Social Security Scams are on the Rise
Have you or someone you know received a call or voicemail from someone warning that your Social Security number or benefits are suspended due to suspicious activity?
Scammers are hoping you’ll be scared into believing their claims and will usually ask you to confirm your Social Security number and pay money to “reactivate” your number, protect it, or restore your benefits.
According to the Consumer Financial Protection Bureau (CFPB), Social Security scams now outnumber other types of scams, including Internal Revenue Service (IRS) scams, which were formerly the most common. Pretending to be a representative of the government is a common way for fraudsters to trick people into giving up their money or personal information. Knowing how to tell the difference between a scammer and a genuine call from the federal government is important.
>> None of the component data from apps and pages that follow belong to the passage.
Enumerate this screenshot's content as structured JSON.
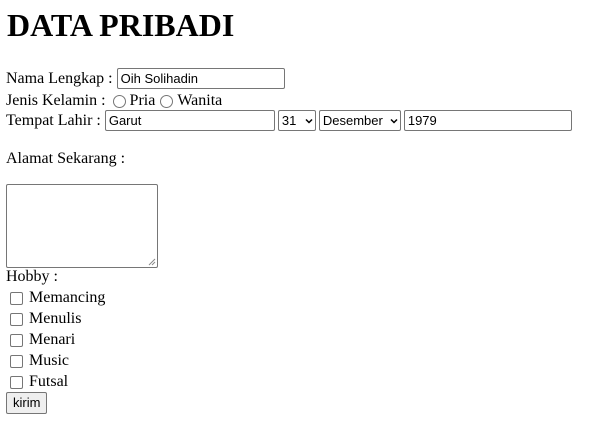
{
  "page_title": "DATA PRIBADI",
  "form": {
    "nama": {
      "label": "Nama Lengkap :",
      "value": "Oih Solihadin"
    },
    "jenis_kelamin": {
      "label": "Jenis Kelamin :",
      "options": [
        "Pria",
        "Wanita"
      ],
      "selected": null
    },
    "tempat_lahir": {
      "label": "Tempat Lahir :",
      "place": "Garut",
      "day": "31",
      "month": "Desember",
      "year": "1979"
    },
    "alamat": {
      "label": "Alamat Sekarang :",
      "value": ""
    },
    "hobby": {
      "label": "Hobby :",
      "items": [
        "Memancing",
        "Menulis",
        "Menari",
        "Music",
        "Futsal"
      ],
      "checked": [
        false,
        false,
        false,
        false,
        false
      ]
    },
    "submit_label": "kirim"
  },
  "icons": {
    "select_arrow": "chevron-down-icon",
    "textarea_resize": "resize-grip-icon"
  }
}
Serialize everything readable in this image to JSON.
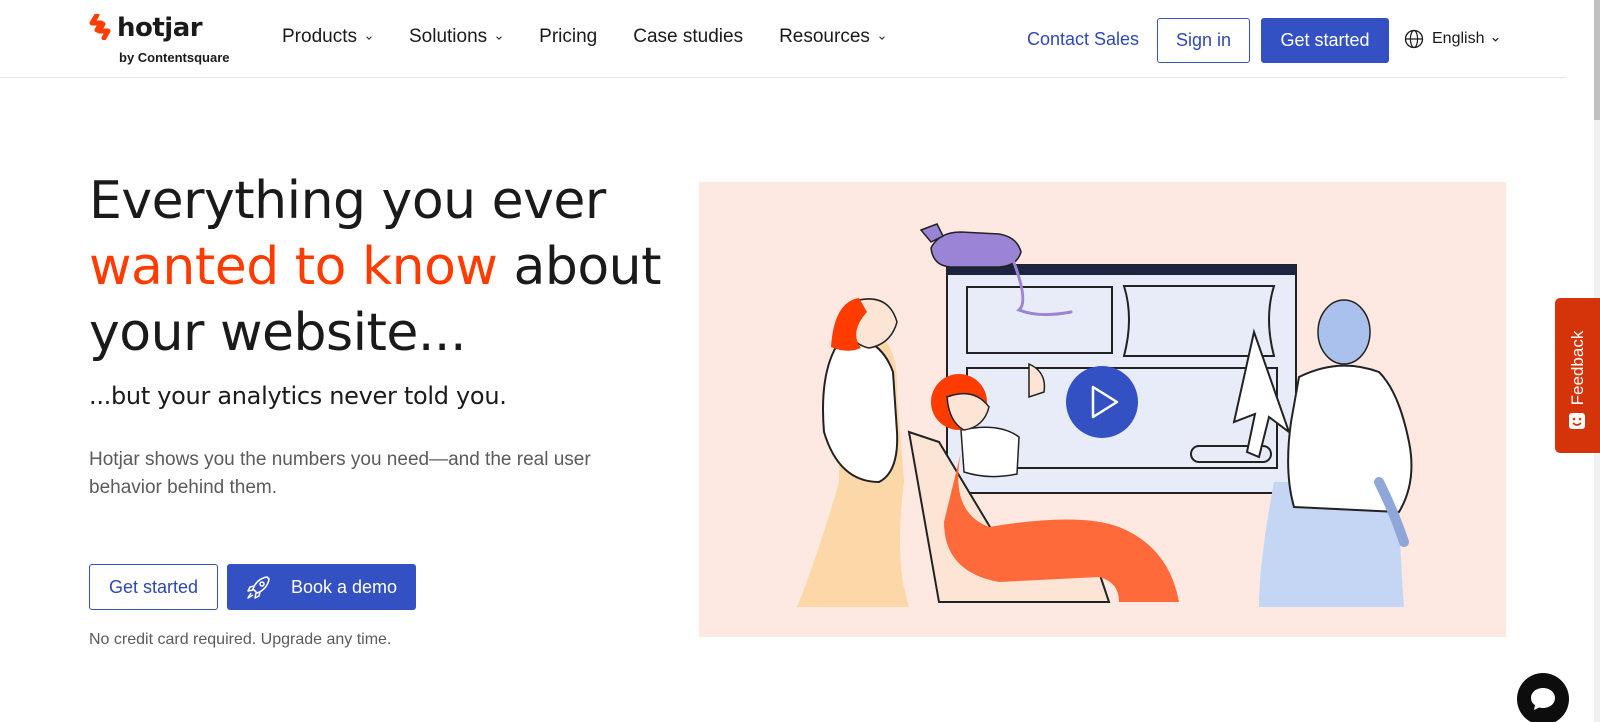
{
  "header": {
    "logo_text": "hotjar",
    "logo_sub": "by Contentsquare",
    "nav": [
      {
        "label": "Products",
        "has_dropdown": true
      },
      {
        "label": "Solutions",
        "has_dropdown": true
      },
      {
        "label": "Pricing",
        "has_dropdown": false
      },
      {
        "label": "Case studies",
        "has_dropdown": false
      },
      {
        "label": "Resources",
        "has_dropdown": true
      }
    ],
    "contact_sales": "Contact Sales",
    "sign_in": "Sign in",
    "get_started": "Get started",
    "language": "English"
  },
  "hero": {
    "title_line1": "Everything you ever",
    "title_accent": "wanted to know",
    "title_rest": " about your website...",
    "subtitle": "...but your analytics never told you.",
    "description": "Hotjar shows you the numbers you need—and the real user behavior behind them.",
    "cta_primary": "Get started",
    "cta_demo": "Book a demo",
    "note": "No credit card required. Upgrade any time."
  },
  "feedback": {
    "label": "Feedback"
  },
  "colors": {
    "accent_orange": "#ff3c00",
    "brand_blue": "#3451c3",
    "feedback_red": "#d5340a",
    "illustration_bg": "#fde9e2"
  },
  "icons": [
    "hotjar-logo-icon",
    "chevron-down-icon",
    "globe-icon",
    "rocket-icon",
    "play-icon",
    "feedback-smile-icon",
    "chat-icon"
  ]
}
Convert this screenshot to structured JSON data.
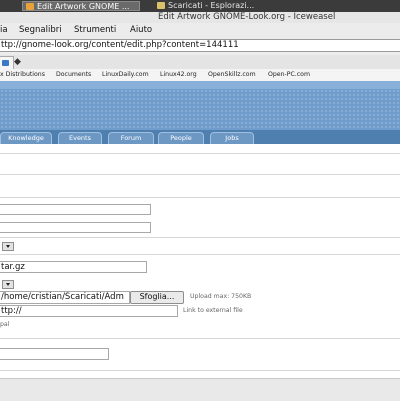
{
  "taskbar": {
    "active_task": "Edit Artwork GNOME ...",
    "inactive_task": "Scaricati - Esplorazi..."
  },
  "window": {
    "title": "Edit Artwork GNOME-Look.org - Iceweasel"
  },
  "menubar": {
    "items": [
      "ia",
      "Segnalibri",
      "Strumenti",
      "Aiuto"
    ]
  },
  "address": {
    "url": "ttp://gnome-look.org/content/edit.php?content=144111"
  },
  "bookmarks": [
    "x Distributions",
    "Documents",
    "LinuxDaily.com",
    "Linux42.org",
    "OpenSkillz.com",
    "Open-PC.com"
  ],
  "nav": {
    "tabs": [
      "Knowledge",
      "Events",
      "Forum",
      "People",
      "Jobs"
    ]
  },
  "form": {
    "field1": "",
    "field2": "",
    "file_name": "tar.gz",
    "upload_path": "/home/cristian/Scaricati/Adm",
    "browse_label": "Sfoglia...",
    "upload_hint": "Upload max: 750KB",
    "external_link": "ttp://",
    "external_hint": "Link to external file",
    "pal_text": "pal",
    "bottom_field": ""
  }
}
Click here for the facts!
Sign up for VISA Purchase Alerts and Online Banking eAlerts to protect yourself from fraud!
Visa Purchase Alerts
Visit https://purchasealerts.visa.com/vca-web/check to receive real-time alerts via email or text message on:
Individual transaction thresholds
Transactions where the card is not present
Click here to see a short video on how to set up VISA Purchase Alerts.
Online Banking eAlerts
Log into Online Banking, select the Services tab. Alerts can be set up via the Manage Alerts option. Choose to be alerted for:
Deposit and withdrawal transactions
Click here to see a short video on how to set up eAlerts.
Tips to help protect your personal and financial information:
Monitor your account transactions
By regularly tracking your card usage, you will be able to identify unauthorized usage of your funds.
Check your credit report
You are entitled to one free credit report from each credit bureau each year! Visit https://www.annualcreditreport.com and select the bureau from which you would like to receive your report. Stagger your reports throughout the year for the most accurate and up-to-date information.
Be cautious when opening email, clicking links or paying online
Never click on links in the body of an email or download attachments from senders you do not know. Pay close attention to the email address and body of the email to ensure the message is coming from the correct place. Never save your financial information to a merchant site that you do not frequently use. If you receive an email, text message or phone call from someone claiming to be a financial representative who asks for your account number or social security information, DO NOT provide it. Instead contact your financial institution immediately and report the incident.
InFirst FCU will NEVER solicit personal or financial information.
NEVER respond to requests for information (via e-mail, phone, text messaging or mail) unless you initiate the request.
Additional resources to help and prevent fraud:
For a more information regarding fraud alerts, visit NCUA
If you feel that you have received a fraudulent NCUA phishing e-mail, please forward the entire e-mail message to Phishing@ncua.gov.